> Information provided:
+ + + + + + +
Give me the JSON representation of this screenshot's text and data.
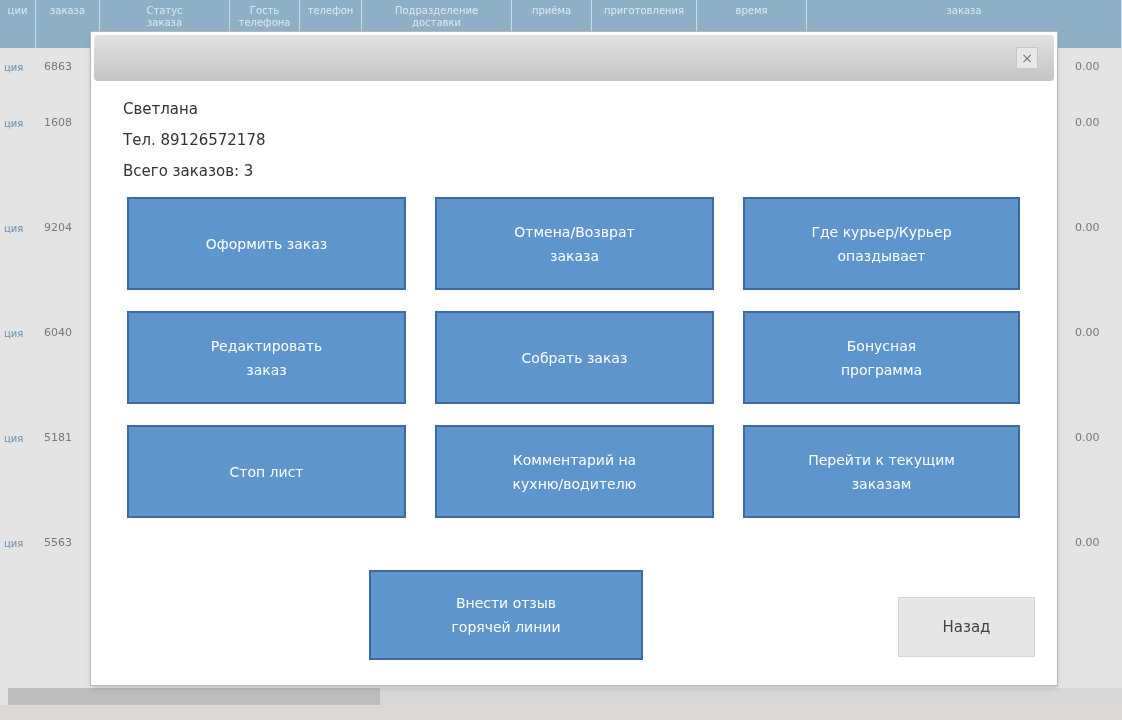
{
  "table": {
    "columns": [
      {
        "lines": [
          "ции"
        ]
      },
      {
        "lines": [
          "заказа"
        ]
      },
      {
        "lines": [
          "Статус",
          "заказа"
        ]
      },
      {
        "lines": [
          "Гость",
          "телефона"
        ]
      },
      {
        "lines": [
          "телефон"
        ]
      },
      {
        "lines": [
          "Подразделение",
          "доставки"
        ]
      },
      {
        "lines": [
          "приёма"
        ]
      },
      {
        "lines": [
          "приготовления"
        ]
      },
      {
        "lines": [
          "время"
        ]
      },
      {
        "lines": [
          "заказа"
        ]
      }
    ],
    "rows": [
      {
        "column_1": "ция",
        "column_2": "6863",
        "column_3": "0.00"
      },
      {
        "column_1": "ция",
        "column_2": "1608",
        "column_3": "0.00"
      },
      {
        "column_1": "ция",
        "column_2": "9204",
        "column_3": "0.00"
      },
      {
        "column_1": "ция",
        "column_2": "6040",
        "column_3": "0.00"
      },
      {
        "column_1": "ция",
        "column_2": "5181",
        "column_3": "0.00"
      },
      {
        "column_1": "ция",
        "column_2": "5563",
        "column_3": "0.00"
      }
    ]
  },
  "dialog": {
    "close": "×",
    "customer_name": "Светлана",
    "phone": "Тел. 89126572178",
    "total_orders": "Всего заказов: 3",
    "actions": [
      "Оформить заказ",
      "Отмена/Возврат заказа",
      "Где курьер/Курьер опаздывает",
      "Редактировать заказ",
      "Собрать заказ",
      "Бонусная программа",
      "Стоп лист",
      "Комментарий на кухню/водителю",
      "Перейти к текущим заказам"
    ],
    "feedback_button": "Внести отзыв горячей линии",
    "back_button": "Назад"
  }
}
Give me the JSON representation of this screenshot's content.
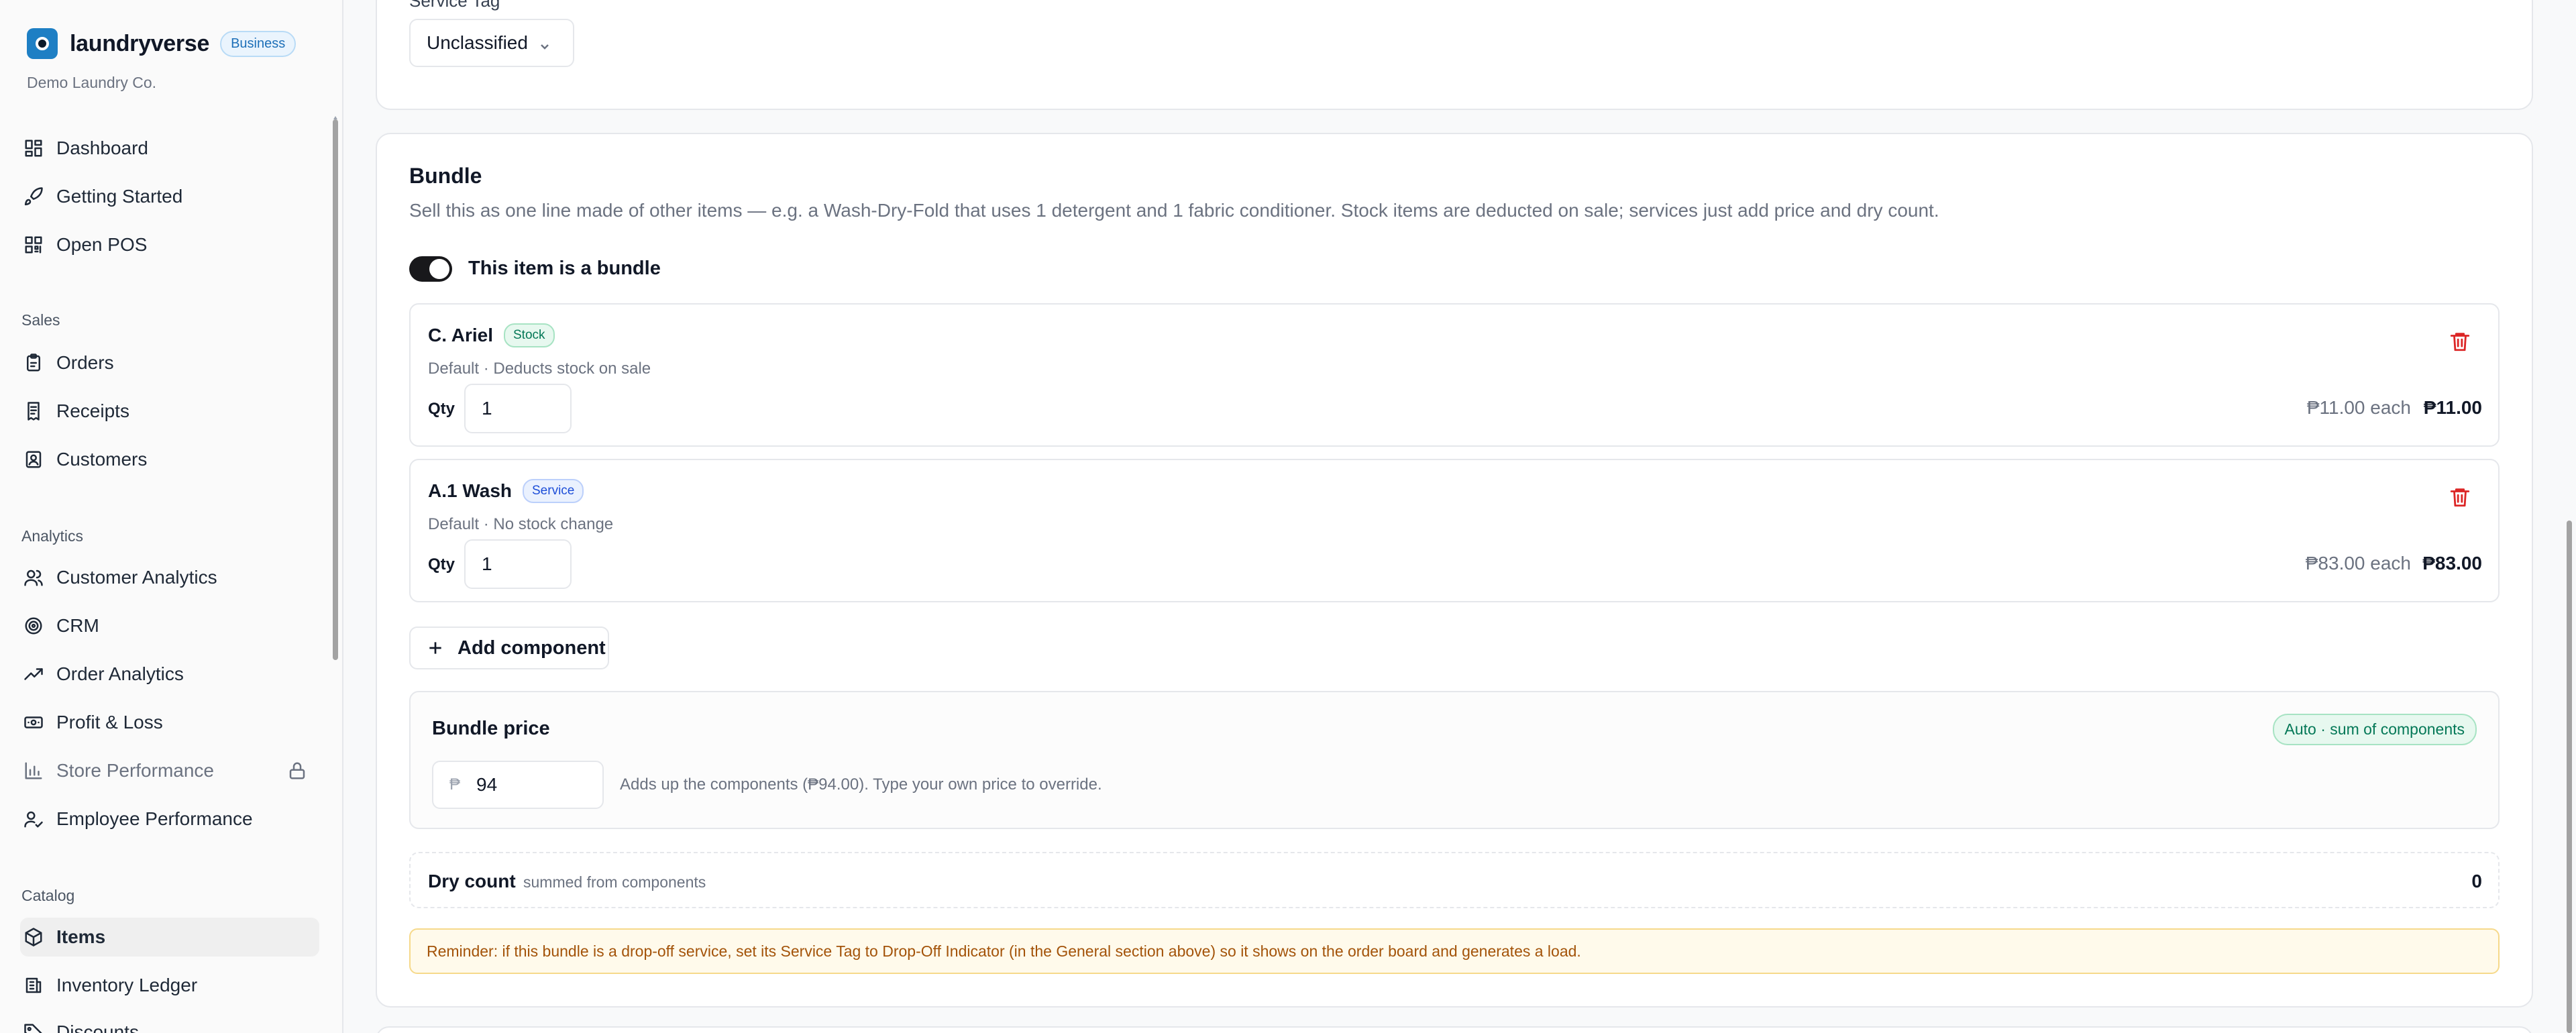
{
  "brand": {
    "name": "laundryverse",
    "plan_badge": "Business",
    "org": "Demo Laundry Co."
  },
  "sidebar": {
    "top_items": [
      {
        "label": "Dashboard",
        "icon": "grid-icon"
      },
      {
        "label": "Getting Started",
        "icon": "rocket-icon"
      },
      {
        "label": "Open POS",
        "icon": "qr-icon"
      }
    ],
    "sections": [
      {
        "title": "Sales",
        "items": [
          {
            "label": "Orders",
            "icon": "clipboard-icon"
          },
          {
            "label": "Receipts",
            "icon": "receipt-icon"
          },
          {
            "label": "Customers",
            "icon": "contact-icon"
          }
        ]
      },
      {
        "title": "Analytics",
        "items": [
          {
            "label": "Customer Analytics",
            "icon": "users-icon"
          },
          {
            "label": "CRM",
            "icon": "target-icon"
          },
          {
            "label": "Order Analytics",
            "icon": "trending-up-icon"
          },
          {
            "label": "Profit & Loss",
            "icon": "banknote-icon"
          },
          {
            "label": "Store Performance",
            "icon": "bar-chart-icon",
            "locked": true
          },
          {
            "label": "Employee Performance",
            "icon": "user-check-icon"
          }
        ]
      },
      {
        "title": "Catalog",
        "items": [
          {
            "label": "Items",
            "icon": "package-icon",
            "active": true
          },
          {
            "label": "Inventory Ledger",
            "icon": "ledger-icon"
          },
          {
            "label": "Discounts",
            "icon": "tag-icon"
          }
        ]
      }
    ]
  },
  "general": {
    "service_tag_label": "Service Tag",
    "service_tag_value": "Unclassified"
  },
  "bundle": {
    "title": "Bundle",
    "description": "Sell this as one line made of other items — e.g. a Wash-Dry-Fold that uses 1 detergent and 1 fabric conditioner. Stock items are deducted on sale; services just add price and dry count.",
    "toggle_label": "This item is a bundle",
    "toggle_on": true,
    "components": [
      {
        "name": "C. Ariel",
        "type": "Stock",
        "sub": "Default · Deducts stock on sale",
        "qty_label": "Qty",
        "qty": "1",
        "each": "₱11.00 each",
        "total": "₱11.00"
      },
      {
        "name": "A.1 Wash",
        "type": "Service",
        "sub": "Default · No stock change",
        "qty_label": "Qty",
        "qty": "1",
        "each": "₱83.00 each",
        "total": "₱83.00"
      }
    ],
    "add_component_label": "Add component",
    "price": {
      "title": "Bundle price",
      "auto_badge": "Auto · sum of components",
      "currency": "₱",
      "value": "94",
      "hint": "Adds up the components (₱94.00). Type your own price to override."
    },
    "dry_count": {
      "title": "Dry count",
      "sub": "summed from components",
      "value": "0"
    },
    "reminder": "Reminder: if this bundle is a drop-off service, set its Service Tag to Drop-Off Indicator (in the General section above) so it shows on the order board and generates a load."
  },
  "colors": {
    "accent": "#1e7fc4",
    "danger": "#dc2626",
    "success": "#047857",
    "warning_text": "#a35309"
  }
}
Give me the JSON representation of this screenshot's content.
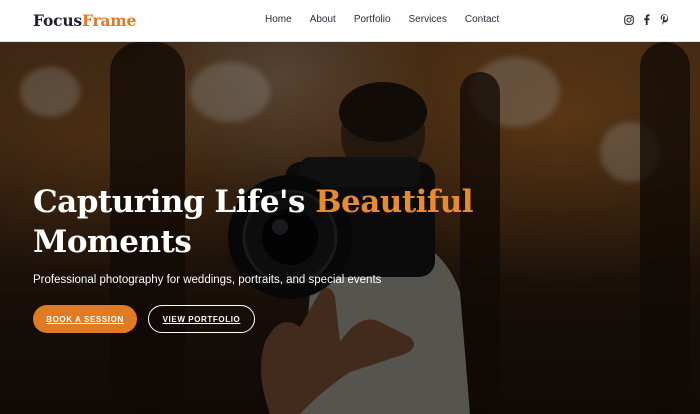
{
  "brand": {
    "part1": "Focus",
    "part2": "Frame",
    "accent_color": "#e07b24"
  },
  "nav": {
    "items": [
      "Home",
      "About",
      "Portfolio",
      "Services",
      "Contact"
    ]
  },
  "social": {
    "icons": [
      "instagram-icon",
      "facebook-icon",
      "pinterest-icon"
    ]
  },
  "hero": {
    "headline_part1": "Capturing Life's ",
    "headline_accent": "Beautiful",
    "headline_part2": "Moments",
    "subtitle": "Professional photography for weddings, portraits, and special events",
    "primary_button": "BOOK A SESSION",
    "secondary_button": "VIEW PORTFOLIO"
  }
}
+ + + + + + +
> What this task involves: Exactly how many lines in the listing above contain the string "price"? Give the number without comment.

> Response box: 4